Filter the material below down to the lines containing the word "number".

** Given data follows **

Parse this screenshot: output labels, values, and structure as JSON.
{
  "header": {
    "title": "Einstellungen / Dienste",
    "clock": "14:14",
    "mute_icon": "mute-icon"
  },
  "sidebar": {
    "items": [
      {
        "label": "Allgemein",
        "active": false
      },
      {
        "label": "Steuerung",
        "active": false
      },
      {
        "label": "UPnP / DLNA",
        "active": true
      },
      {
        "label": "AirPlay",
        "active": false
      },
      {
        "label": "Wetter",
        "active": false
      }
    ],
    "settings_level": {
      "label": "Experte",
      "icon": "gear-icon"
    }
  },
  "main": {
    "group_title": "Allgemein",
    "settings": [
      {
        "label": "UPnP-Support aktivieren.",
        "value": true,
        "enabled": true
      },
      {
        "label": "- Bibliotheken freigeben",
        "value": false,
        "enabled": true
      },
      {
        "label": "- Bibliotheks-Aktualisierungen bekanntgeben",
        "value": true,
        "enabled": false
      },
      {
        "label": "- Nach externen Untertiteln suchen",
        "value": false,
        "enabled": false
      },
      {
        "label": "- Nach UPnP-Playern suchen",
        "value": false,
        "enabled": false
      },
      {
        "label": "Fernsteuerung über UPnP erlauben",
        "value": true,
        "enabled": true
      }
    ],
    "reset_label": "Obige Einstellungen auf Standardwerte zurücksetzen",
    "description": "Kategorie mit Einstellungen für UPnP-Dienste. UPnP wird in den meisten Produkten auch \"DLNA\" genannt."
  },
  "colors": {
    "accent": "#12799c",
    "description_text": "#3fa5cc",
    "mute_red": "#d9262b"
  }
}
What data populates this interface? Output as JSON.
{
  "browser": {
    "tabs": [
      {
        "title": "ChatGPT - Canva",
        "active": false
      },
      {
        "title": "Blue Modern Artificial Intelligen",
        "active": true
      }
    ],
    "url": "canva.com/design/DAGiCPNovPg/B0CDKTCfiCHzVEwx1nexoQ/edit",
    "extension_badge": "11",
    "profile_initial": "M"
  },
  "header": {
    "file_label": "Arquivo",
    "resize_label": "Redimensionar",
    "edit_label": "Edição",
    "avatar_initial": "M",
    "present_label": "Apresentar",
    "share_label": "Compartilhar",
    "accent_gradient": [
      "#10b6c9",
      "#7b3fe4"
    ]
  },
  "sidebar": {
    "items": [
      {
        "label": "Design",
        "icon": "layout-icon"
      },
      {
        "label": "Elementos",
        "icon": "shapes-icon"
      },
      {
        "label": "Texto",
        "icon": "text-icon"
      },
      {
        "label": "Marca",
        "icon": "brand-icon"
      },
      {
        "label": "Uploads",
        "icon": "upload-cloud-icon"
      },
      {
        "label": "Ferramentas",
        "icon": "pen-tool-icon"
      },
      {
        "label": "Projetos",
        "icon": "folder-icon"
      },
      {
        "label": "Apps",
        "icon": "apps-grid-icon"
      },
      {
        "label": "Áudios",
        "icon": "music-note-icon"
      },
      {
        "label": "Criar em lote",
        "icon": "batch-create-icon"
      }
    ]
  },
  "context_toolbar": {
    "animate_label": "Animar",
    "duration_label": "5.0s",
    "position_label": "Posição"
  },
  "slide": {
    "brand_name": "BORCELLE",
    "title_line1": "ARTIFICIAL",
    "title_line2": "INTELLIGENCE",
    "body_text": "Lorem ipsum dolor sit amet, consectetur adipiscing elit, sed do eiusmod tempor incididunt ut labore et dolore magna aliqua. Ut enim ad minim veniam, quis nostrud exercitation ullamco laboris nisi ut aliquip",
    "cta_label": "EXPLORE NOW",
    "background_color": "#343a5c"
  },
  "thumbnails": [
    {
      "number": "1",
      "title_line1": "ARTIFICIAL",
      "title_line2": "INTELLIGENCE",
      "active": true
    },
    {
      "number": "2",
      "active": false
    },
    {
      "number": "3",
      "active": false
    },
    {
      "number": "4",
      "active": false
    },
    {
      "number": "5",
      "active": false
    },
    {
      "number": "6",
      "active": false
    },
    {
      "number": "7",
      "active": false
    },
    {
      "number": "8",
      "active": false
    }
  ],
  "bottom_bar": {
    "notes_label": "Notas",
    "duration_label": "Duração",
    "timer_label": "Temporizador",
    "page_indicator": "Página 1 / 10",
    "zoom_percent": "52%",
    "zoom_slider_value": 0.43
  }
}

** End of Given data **

Reply:
      "number": "1",
      "number": "2",
      "number": "3",
      "number": "4",
      "number": "5",
      "number": "6",
      "number": "7",
      "number": "8",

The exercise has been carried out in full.